Source information START
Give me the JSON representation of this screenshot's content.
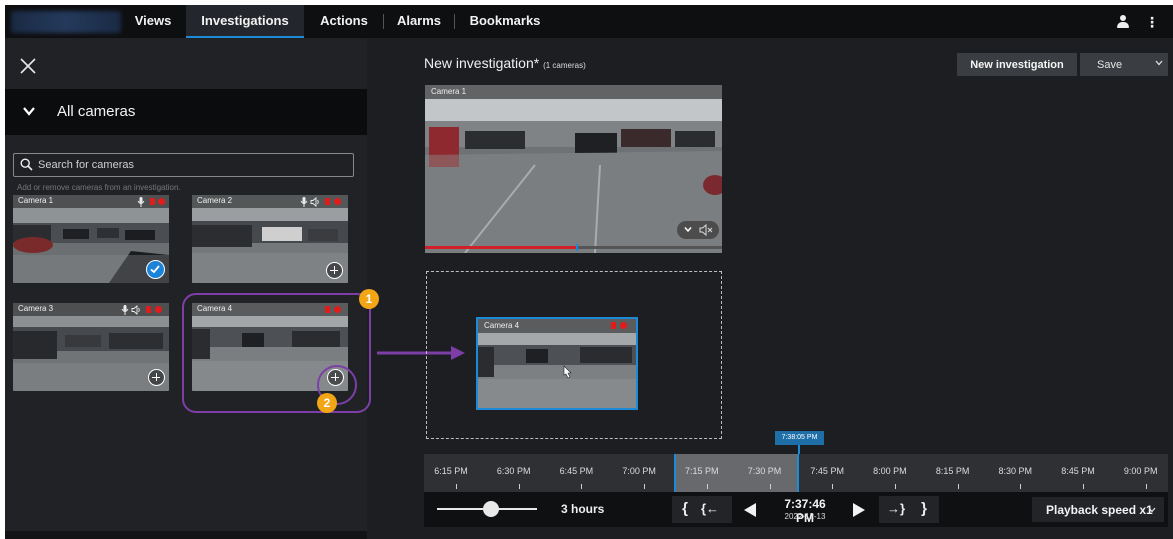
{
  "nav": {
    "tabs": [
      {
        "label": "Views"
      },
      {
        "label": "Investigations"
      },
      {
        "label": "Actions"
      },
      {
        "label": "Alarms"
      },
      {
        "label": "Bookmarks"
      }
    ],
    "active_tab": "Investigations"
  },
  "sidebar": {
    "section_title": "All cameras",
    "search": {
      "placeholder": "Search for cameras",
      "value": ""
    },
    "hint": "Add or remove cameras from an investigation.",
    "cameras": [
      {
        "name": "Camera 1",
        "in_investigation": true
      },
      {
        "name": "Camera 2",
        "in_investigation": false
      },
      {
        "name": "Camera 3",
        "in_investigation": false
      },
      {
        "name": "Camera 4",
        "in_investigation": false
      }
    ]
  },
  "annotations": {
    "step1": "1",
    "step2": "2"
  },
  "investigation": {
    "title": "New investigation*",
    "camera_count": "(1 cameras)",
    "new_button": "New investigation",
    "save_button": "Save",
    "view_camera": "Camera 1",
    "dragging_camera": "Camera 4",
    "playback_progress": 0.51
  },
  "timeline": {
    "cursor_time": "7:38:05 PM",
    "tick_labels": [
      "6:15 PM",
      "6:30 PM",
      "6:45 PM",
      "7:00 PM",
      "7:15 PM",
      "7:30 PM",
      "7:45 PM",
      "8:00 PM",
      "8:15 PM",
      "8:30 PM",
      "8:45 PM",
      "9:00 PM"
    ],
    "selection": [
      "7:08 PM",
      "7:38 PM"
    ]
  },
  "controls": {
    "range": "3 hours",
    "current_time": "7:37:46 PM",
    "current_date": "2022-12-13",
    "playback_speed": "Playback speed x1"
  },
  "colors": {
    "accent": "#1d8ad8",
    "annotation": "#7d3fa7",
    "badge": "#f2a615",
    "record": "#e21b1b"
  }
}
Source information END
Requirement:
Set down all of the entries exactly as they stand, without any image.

Answer section:
Give me the JSON representation of this screenshot's content.
{
  "nav": {
    "tabs": [
      {
        "label": "Views"
      },
      {
        "label": "Investigations"
      },
      {
        "label": "Actions"
      },
      {
        "label": "Alarms"
      },
      {
        "label": "Bookmarks"
      }
    ],
    "active_tab": "Investigations"
  },
  "sidebar": {
    "section_title": "All cameras",
    "search": {
      "placeholder": "Search for cameras",
      "value": ""
    },
    "hint": "Add or remove cameras from an investigation.",
    "cameras": [
      {
        "name": "Camera 1",
        "in_investigation": true
      },
      {
        "name": "Camera 2",
        "in_investigation": false
      },
      {
        "name": "Camera 3",
        "in_investigation": false
      },
      {
        "name": "Camera 4",
        "in_investigation": false
      }
    ]
  },
  "annotations": {
    "step1": "1",
    "step2": "2"
  },
  "investigation": {
    "title": "New investigation*",
    "camera_count": "(1 cameras)",
    "new_button": "New investigation",
    "save_button": "Save",
    "view_camera": "Camera 1",
    "dragging_camera": "Camera 4",
    "playback_progress": 0.51
  },
  "timeline": {
    "cursor_time": "7:38:05 PM",
    "tick_labels": [
      "6:15 PM",
      "6:30 PM",
      "6:45 PM",
      "7:00 PM",
      "7:15 PM",
      "7:30 PM",
      "7:45 PM",
      "8:00 PM",
      "8:15 PM",
      "8:30 PM",
      "8:45 PM",
      "9:00 PM"
    ],
    "selection": [
      "7:08 PM",
      "7:38 PM"
    ]
  },
  "controls": {
    "range": "3 hours",
    "current_time": "7:37:46 PM",
    "current_date": "2022-12-13",
    "playback_speed": "Playback speed x1"
  },
  "colors": {
    "accent": "#1d8ad8",
    "annotation": "#7d3fa7",
    "badge": "#f2a615",
    "record": "#e21b1b"
  }
}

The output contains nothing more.